Grochau Cellars Bjornson Vineyard Designate Pinot Noir 2012 ($38) – I met small-production winemaker, John Grochau, several years ago and loved his winemaking philosophy as much as his savory, textured wines, “Minimal handling, subtle coaxing, oak as a seasoning not as a main dish: These are the hallmarks of our wines. Honest, accurate, true to their roots and to the wonderful subtleties of vintage variation.” When John met the Bjornson’s and found out they had planted a vineyard next door to one of his favorite vineyards, Seven Springs, he knew that he would want to purchase fruit from them as soon as their vineyard started to produce a crop. He left them his number and fortunately they remembered to contact him. Combine John’s winemaking philosophy with the Bjornson’s meticulously farmed fruit, and a balanced, elegant beauty with super fine tannins, pie cherries, earth and John’s signature savoriness hits the palate with silky lush waves and a memorable lengthy finish filled with vibrant acidity.
Knudsen Vineyards Pinot Noir 2013 ($55) – Bringing their late father’s vision and passion for wine back to life (after he purchased and planted an unprecedented 200 acres in te Dundee Hills back in the early 1970s), the four children of Oregon wine pioneer Cal Knudsen successfully brought the Knudsen label back to life in 2012 (read the full story here). The 2013 Pinot Noir is complex and full of minerality and earth combined with red and dark fruit.

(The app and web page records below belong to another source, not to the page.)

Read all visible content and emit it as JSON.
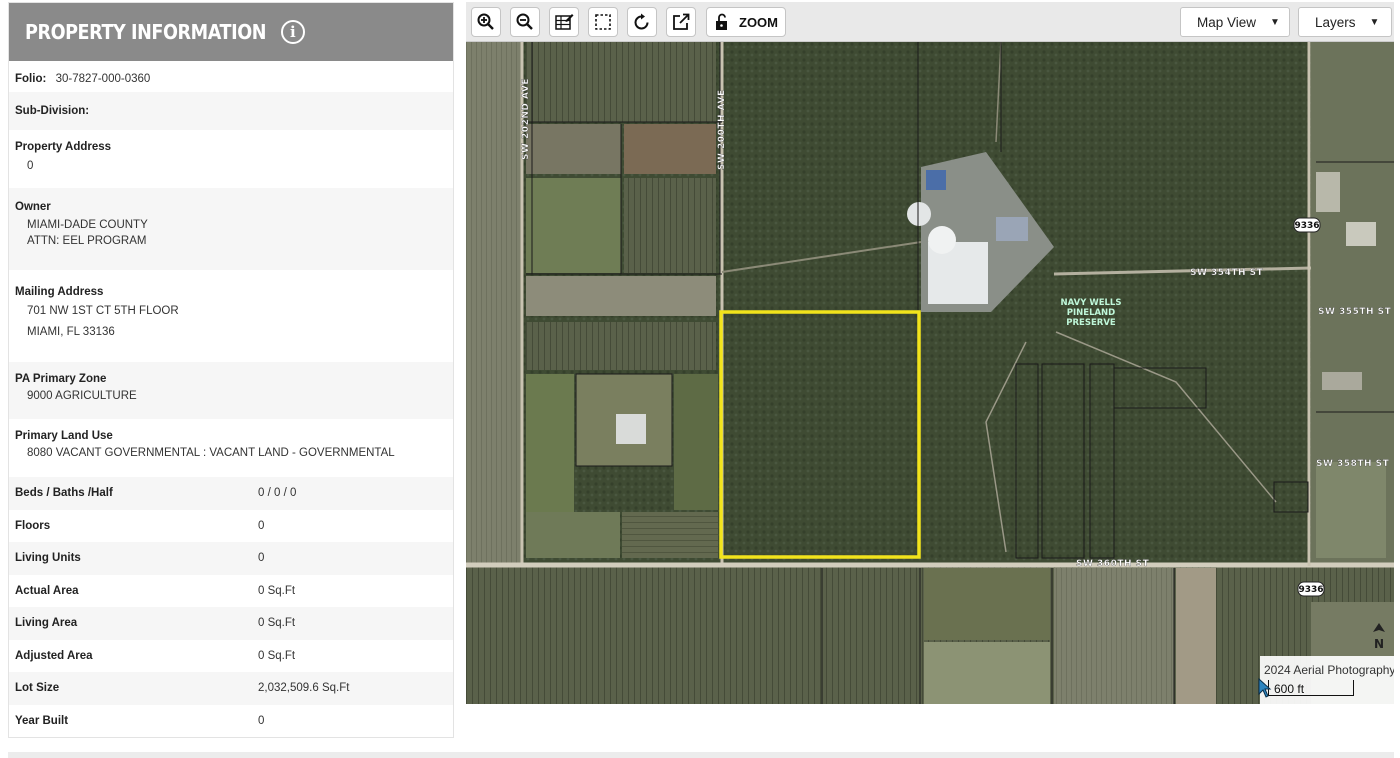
{
  "panel": {
    "title": "PROPERTY INFORMATION",
    "info_icon": "info-circle-icon",
    "folio_label": "Folio:",
    "folio_value": "30-7827-000-0360",
    "subdivision_label": "Sub-Division:",
    "property_address_label": "Property Address",
    "property_address_value": "0",
    "owner_label": "Owner",
    "owner_lines": [
      "MIAMI-DADE COUNTY",
      "ATTN: EEL PROGRAM"
    ],
    "mailing_label": "Mailing Address",
    "mailing_lines": [
      "701 NW 1ST CT 5TH FLOOR",
      "MIAMI, FL 33136"
    ],
    "zone_label": "PA Primary Zone",
    "zone_value": "9000 AGRICULTURE",
    "land_use_label": "Primary Land Use",
    "land_use_value": "8080 VACANT GOVERNMENTAL : VACANT LAND - GOVERNMENTAL",
    "details": [
      {
        "label": "Beds / Baths /Half",
        "value": "0 / 0 / 0"
      },
      {
        "label": "Floors",
        "value": "0"
      },
      {
        "label": "Living Units",
        "value": "0"
      },
      {
        "label": "Actual Area",
        "value": "0 Sq.Ft"
      },
      {
        "label": "Living Area",
        "value": "0 Sq.Ft"
      },
      {
        "label": "Adjusted Area",
        "value": "0 Sq.Ft"
      },
      {
        "label": "Lot Size",
        "value": "2,032,509.6 Sq.Ft"
      },
      {
        "label": "Year Built",
        "value": "0"
      }
    ]
  },
  "toolbar": {
    "icons": [
      "zoom-in-icon",
      "zoom-out-icon",
      "edit-table-icon",
      "select-box-icon",
      "refresh-icon",
      "external-link-icon",
      "unlock-icon"
    ],
    "zoom_label": "ZOOM",
    "map_view_label": "Map View",
    "layers_label": "Layers"
  },
  "map": {
    "road_labels": [
      "SW 202ND AVE",
      "SW 200TH AVE",
      "SW 354TH ST",
      "SW 355TH ST",
      "SW 358TH ST",
      "SW 360TH ST"
    ],
    "shield_labels": [
      "9336",
      "9336"
    ],
    "preserve_label": [
      "NAVY WELLS",
      "PINELAND",
      "PRESERVE"
    ],
    "scale_caption": "2024 Aerial Photography",
    "scale_value": "600 ft",
    "north_label": "N",
    "highlight_color": "#f2e41c",
    "forest_color": "#3f4b33"
  }
}
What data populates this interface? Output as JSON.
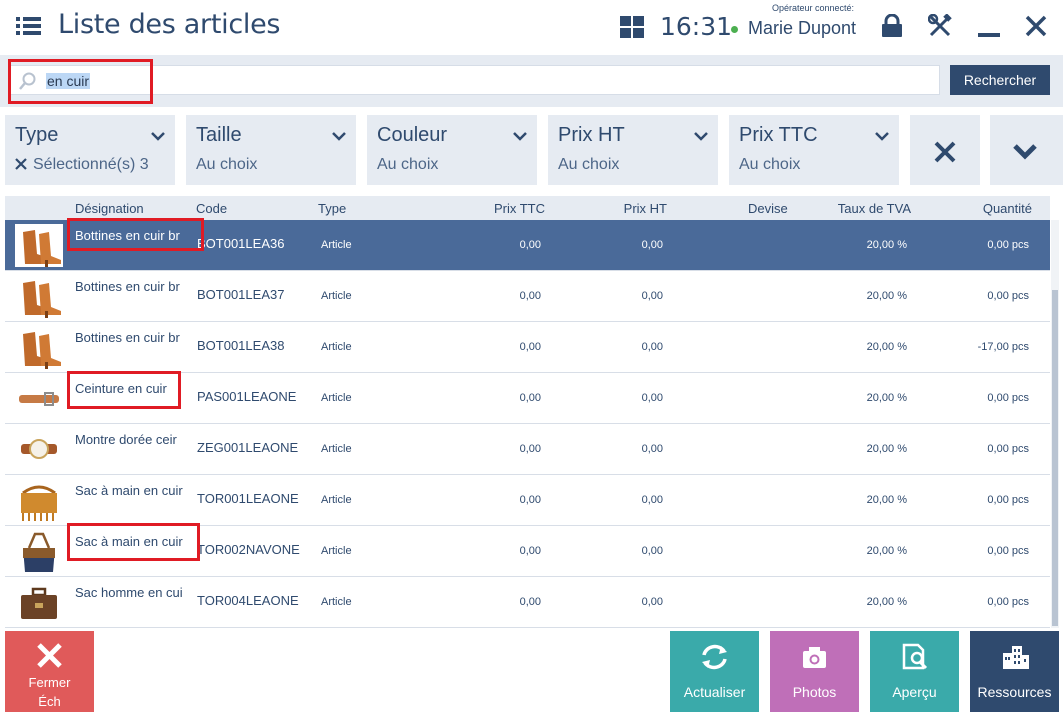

A lush and silky mouthfeel displayes elegance, while lively acidity and soft tannins give it perpetual balance – Pinot Noir at its finest.
Walla Walla Vintners Yellow Bird Merlot 2012 ($38) – Washington! Yes, as I mentioned above, “Living in Oregon, I’m blessed with the ultimate of wine opportunities to savor extraordinarily layered, fresh, pure, complex and balanced hand-crafted diverse wines, year in and year out,” and this often includes the wines of Washington, Oregon’s neighbor to the north. Washington’s Walla Walla Valley AVA offers some of the best Merlots on the planet. The most deliciously complex Merlot I have ever had was produced by Walla Walla Vintners. Sourcing fruit from Yellow Bird Vineyard, which is conveniently located adjacent to the big red-roofed barn winery and tasting room of Walla Walla Vintners, owners Gordy Venneri and Myles Anderson (along with winemaker William VonMetzger), have managed to turn me (a non-loving Merlot drinker) into a passionate Merlot enthusiast. The 2012 Yellow Bird Merlot is full of depth, character and complexity. Blackberry, blueberry and black cherry fruits are highighted by white pepper, espresso, cola and smoke. A full bodied wave of lush fruits flows beautifully on the palate and silky texture meets firm yet elegant tannins mid-palate. A long, juicy finish lingers for a what seems a lifetime, and it’s unlike any Merlot I’ve ever had.